Charlie Chaplin's movies, recently released on DVD are mesmerizing (and often heart breaking). Though I'm not quite sure if he was a mime, they are stories without words. He was quite a dancer and one can tell he was fond of ballet.
Posted 12 July 2002 - 01:42 AM
Without going whole-hog the other way and subscribing to Wagner's Total Theatre theories, it may not be otiose to recall that classical dance is supposed to be a THEATRICAL art form. It would accordingly be more profitable, at least from the audience's standpoint (!), for a classical dancer to be a skilled actor and mime as well, than to be able to turn that ningth pirouette.
I cannot comment on what the Maryinski people are up to in New York with their Bayadère, not having seen it. Could it be that the Russian style of mime is clumsy ? Are there people out there reading the site who have seen both the Bournonville mime, and the current Maryinski/Bolshoi mime, who might enlighten us ?
Posted 13 July 2002 - 03:35 PM
0 user(s) are reading this topic
0 members, 0 guests, 0 anonymous users

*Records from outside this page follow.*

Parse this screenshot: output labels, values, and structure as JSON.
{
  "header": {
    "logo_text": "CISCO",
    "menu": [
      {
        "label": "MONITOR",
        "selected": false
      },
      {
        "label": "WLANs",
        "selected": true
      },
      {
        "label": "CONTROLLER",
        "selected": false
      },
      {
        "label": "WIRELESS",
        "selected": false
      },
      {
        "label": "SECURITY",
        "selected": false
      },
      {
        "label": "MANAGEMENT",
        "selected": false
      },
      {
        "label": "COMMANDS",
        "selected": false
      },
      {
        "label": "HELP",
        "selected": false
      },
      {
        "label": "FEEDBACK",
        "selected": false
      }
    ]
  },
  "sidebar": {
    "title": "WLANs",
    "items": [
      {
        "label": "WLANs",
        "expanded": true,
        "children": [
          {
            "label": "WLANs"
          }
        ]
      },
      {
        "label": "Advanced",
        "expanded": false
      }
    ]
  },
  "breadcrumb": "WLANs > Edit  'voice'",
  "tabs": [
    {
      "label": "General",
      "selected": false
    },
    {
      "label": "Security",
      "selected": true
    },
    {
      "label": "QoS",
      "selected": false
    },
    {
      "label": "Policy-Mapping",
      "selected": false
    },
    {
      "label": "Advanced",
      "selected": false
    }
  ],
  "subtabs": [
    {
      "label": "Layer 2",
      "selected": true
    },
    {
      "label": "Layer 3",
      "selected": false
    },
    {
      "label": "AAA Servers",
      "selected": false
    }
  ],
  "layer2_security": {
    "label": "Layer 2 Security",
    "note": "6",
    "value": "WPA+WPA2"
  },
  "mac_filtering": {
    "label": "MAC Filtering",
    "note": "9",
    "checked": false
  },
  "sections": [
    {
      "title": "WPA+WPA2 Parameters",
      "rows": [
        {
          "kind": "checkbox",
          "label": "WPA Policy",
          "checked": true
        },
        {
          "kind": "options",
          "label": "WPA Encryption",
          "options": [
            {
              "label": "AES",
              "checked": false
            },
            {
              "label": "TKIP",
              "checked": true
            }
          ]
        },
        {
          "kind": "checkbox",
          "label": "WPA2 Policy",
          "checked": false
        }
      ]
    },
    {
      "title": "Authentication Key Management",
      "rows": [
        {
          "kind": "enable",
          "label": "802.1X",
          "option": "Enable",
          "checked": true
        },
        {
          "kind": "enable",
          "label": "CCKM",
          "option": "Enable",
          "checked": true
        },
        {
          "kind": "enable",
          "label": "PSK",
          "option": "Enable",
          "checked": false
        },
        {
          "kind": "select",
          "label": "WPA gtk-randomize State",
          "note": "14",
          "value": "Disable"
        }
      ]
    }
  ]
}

Help support Ballet Alert! and Ballet Talk for Dancers year round by using this search box for your amazon.com purchases: